**PROMPT:**
The lines below that include "level" are to be found and copied.

[Extracted records]
---

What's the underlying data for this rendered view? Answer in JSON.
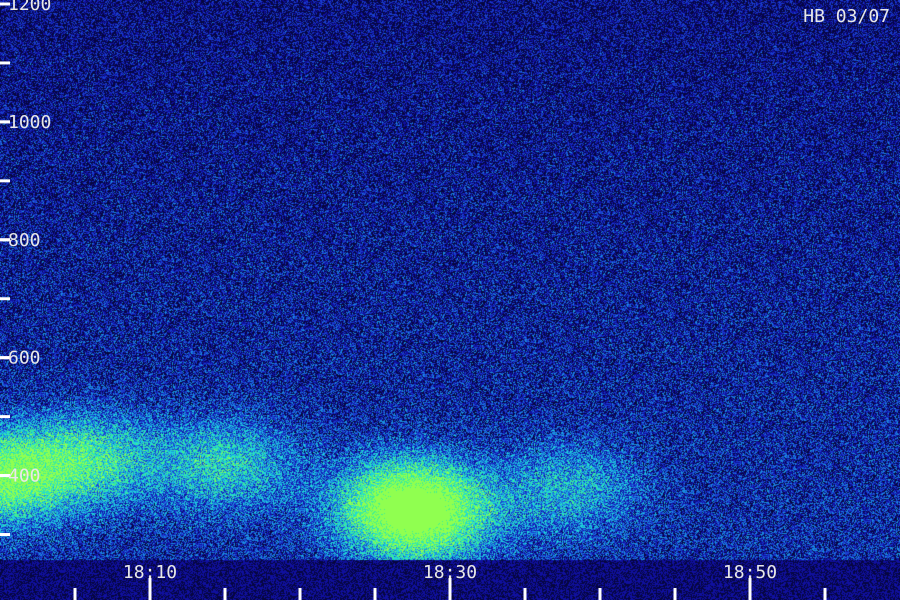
{
  "chart_data": {
    "type": "heatmap",
    "title": "HB 03/07",
    "xlabel": "",
    "ylabel": "",
    "x_tick_labels": [
      "18:10",
      "18:30",
      "18:50"
    ],
    "y_tick_labels": [
      "1200",
      "1000",
      "800",
      "600",
      "400"
    ],
    "y_ticks": [
      400,
      600,
      800,
      1000,
      1200
    ],
    "ylim": [
      250,
      1200
    ],
    "x_ticks_minutes": [
      10,
      30,
      50
    ],
    "xlim_minutes": [
      0,
      60
    ],
    "x_minor_tick_step_minutes": 5,
    "y_minor_tick_step": 100,
    "colormap": [
      "#06063f",
      "#1010a0",
      "#1a3fd0",
      "#1a90e0",
      "#20d8d8",
      "#40f090",
      "#90ff50"
    ],
    "intensity_peaks": [
      {
        "x_minutes": 0,
        "y": 400,
        "level": 0.85
      },
      {
        "x_minutes": 6,
        "y": 430,
        "level": 0.55
      },
      {
        "x_minutes": 15,
        "y": 420,
        "level": 0.5
      },
      {
        "x_minutes": 27,
        "y": 360,
        "level": 0.6
      },
      {
        "x_minutes": 28,
        "y": 330,
        "level": 0.75
      },
      {
        "x_minutes": 38,
        "y": 380,
        "level": 0.4
      }
    ]
  }
}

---

**ANSWER TO THIS TASK:**
        "level": 0.85
        "level": 0.55
        "level": 0.5
        "level": 0.6
        "level": 0.75
        "level": 0.4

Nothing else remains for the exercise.